    That's the glory in reviews on this site being open to ANYONE. Everyone has opinions, and they are given the opportunity to express them as they wish. The downside, though, is grammar Nazis who try to strip a reviews credibility by pointing out spelling errors. Get a ****ing life.
    universeatwar
    I see your point SkinnyWhiteBoy, but seriously. This is atrocious. It seems like it was translated from a different language with Babelfish or something. This review sparked me to check out the band, if only because of the complete contrast of the review and the responses.
    goldenphoenix1

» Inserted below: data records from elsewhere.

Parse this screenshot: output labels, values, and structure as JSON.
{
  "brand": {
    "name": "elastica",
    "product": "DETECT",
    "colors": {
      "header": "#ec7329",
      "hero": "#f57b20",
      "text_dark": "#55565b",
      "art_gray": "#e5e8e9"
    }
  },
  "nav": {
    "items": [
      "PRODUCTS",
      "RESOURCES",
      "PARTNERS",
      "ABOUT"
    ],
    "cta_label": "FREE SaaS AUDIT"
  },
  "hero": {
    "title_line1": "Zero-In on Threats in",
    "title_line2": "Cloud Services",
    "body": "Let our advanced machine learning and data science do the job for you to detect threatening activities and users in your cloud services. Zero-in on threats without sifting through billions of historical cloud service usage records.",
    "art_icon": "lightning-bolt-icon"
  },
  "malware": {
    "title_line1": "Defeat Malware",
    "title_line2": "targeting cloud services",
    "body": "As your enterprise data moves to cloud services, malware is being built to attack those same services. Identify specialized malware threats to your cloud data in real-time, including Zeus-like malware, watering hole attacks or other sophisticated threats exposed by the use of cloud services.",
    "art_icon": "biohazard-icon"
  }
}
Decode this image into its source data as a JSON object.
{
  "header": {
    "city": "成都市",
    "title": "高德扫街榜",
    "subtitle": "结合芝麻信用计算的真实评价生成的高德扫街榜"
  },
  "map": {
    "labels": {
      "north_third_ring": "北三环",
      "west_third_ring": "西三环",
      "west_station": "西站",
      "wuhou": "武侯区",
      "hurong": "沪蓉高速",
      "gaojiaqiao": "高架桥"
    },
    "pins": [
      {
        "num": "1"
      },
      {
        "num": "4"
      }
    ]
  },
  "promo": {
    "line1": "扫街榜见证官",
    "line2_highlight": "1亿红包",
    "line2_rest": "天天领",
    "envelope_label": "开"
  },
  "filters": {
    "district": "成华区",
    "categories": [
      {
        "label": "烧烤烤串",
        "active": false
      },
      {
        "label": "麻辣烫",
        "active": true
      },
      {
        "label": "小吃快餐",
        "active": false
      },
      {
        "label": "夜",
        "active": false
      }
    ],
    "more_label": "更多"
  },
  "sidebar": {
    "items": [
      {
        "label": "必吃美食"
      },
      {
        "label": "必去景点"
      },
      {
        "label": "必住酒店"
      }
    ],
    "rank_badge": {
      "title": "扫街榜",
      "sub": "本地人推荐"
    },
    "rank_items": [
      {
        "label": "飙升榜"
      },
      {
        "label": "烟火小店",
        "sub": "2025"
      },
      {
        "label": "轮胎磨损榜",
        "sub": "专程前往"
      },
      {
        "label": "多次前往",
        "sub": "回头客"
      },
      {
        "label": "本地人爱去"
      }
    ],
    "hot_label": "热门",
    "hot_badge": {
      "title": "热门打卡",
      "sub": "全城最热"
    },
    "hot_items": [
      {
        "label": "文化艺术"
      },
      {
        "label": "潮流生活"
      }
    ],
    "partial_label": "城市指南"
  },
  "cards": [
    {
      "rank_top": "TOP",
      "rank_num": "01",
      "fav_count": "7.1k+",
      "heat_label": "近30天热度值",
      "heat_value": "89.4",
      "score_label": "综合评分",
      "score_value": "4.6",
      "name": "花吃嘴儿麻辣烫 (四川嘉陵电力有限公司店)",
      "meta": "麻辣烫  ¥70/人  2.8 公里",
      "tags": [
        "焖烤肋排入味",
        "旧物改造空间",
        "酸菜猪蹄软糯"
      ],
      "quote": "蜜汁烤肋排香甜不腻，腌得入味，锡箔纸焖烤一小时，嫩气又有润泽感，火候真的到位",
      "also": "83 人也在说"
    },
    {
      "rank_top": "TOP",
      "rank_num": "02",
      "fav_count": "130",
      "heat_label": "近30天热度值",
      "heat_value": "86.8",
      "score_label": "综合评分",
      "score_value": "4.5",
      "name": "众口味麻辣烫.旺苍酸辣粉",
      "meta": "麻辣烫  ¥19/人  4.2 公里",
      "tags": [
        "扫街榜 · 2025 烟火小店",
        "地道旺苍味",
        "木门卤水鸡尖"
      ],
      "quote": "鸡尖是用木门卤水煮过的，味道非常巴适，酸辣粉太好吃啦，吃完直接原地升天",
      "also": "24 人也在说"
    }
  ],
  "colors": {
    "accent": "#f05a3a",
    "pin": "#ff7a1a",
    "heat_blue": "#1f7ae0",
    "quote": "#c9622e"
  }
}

    if it's not astounding it's not worth listening to this album...if you happen to get into it which is really hard to do...all but weeks later you'll get over it and into some new shitty band with "bigger choruses" a more "melodic" sound and high itensity breakdowns. It's all the same. hopefully sometime soon an album or band comes along and kicks the living shit out of everybody get lives if you listened to this
    coatimundi
    SkinnyWhiteBoy wrote: coatimundi wrote: I'm pretty sure I disagree with your review, but your writing is so poor I'm not clear on what exactly you're trying to say. Did you graduate high school? Copying some biographical information off Wikipedia and making vague references to "indie-emo rock" hardly qualifies you to review music. That's the glory in reviews on this site being open to ANYONE. Everyone has opinions, and they are given the opportunity to express them as they wish. The downside, though, is grammar Nazis who try to strip a reviews credibility by pointing out spelling errors. Get a ****ing life.
    So everyone is given the opportunity to express their opinion besides me? How are my comments on the quality of this review any different than the author's comments on the quality of this album? Grammar is the last thing I would point out to strip this review of its credibility.
    tomthehammer
    I freaking love this album, the country influences and catchy melodies are sweet. How can you say their sound is stubborn when it's grown so much since "If i knew then what i know now" and "Sorry about Tomorrow"? Their sound has changed with times and if you can't see that then i can't take your opinion for very much at all.
    spikerzz
    Hot Rod Circuit has a unique sound. They have improved greatly. This was actually one of my favorite albums of 2007.